The annual Australian Dance Awards (ADAs) recognise and honour professional Australian dance artists who have made an outstanding contribution to Australian dance.
TThe 2017 ADAs were presented by Ausdance Victoria, Harlequin Floors and Ausdance National on Sunday 24 September at Arts Centre Melbourne.
Congratulations to the winners and all the shortlisted nominees! And the winners are....
Kim will provide an exploration and scan of the creative technology intersection—from the beginnings of the digital age and beyond.
It is all systems go at Ausdance National in light of the upcoming Australian Dance Awards and National Dance Forum—which are only a handful of weeks away! The shortlisted nominees, and the LIfetime Achievement and Hall of Fame recipients have been announced already. The invited speakers and presenters for the 2017 NDF are shaping up to be exceptionally exciting, and the announcement of the final program will be out very soon. Please ensure you book your ADA tickets and register for the NDF as soon as possible as tickets to both events are selling fast!
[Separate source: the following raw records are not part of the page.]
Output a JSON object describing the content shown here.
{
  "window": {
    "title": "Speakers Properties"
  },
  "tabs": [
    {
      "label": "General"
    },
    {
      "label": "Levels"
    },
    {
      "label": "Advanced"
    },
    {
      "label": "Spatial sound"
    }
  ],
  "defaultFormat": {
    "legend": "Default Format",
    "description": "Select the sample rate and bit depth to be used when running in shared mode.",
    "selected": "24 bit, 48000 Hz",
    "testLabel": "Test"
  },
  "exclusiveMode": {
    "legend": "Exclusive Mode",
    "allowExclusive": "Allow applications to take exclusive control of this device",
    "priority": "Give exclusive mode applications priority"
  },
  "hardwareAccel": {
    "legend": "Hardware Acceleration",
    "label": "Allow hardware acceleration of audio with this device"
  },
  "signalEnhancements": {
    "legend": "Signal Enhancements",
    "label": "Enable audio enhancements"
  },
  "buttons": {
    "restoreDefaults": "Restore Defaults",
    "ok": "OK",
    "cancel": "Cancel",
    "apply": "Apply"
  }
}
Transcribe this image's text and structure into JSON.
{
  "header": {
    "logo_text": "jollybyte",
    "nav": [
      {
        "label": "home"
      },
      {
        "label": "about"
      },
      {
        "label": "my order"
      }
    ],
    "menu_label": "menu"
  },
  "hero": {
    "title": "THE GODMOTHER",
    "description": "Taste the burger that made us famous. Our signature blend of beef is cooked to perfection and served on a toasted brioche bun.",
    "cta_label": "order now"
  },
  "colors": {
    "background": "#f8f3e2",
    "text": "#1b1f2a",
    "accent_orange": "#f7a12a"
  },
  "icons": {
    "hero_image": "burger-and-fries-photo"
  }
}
Can you even remember life before the internet? Hang on, perhaps you weren’t alive.
The digital domain has transformed almost every facet of our lives—but for those of us in the arts, it’s been especially influential in the way we make and consume art. In many ways there have never been more ways to get your art out there, and the artistic possibilities of new technologies are seemingly endless…but life for dance in the digital domain is not without its challenges.
Australia's first male ballet dancer of Indigenous heritage, Noel was inspired by a performance of Les Sylphides at the National Theatre in Melbourne. He took classes at the National Theatre Ballet School, studied ballet with Madame Borovansky, Drew Hardy, London Afro Cuban with Katherine Dunham, jazz with Matt Mattox, singing with Joan Arnold at the Melbourne Conservatorium and Rita Godfrey in London, and acting with Hayes Gordon.
Helen has been an inspirational figure in the world of Australian dance for over four decades. She has led a highly-regarded and multi-faceted career over that time as a performer, choreographer, artistic director, creative collaborator, independent producer, project manager, teacher, performance coach, arts adviser and academic.
Tuesday 22 August 2017
For immediate release
Australia’s peak dance organisation, Ausdance National, will host a two-day forum next month bringing together dance makers, producers and presenters for a highly topical forum focusing on the future of dance within the digital domain. The National Dance Forum is Australia’s key platform for dance artists, industry professionals and educators in providing rich opportunities to discuss, debate and collaborate with some of the most influential individuals and organisations in the country.
We are thrilled to announce our third key speaker for National Dance Forum 2017—David Throsby, Distinguished Professor of Economics at Macquarie University.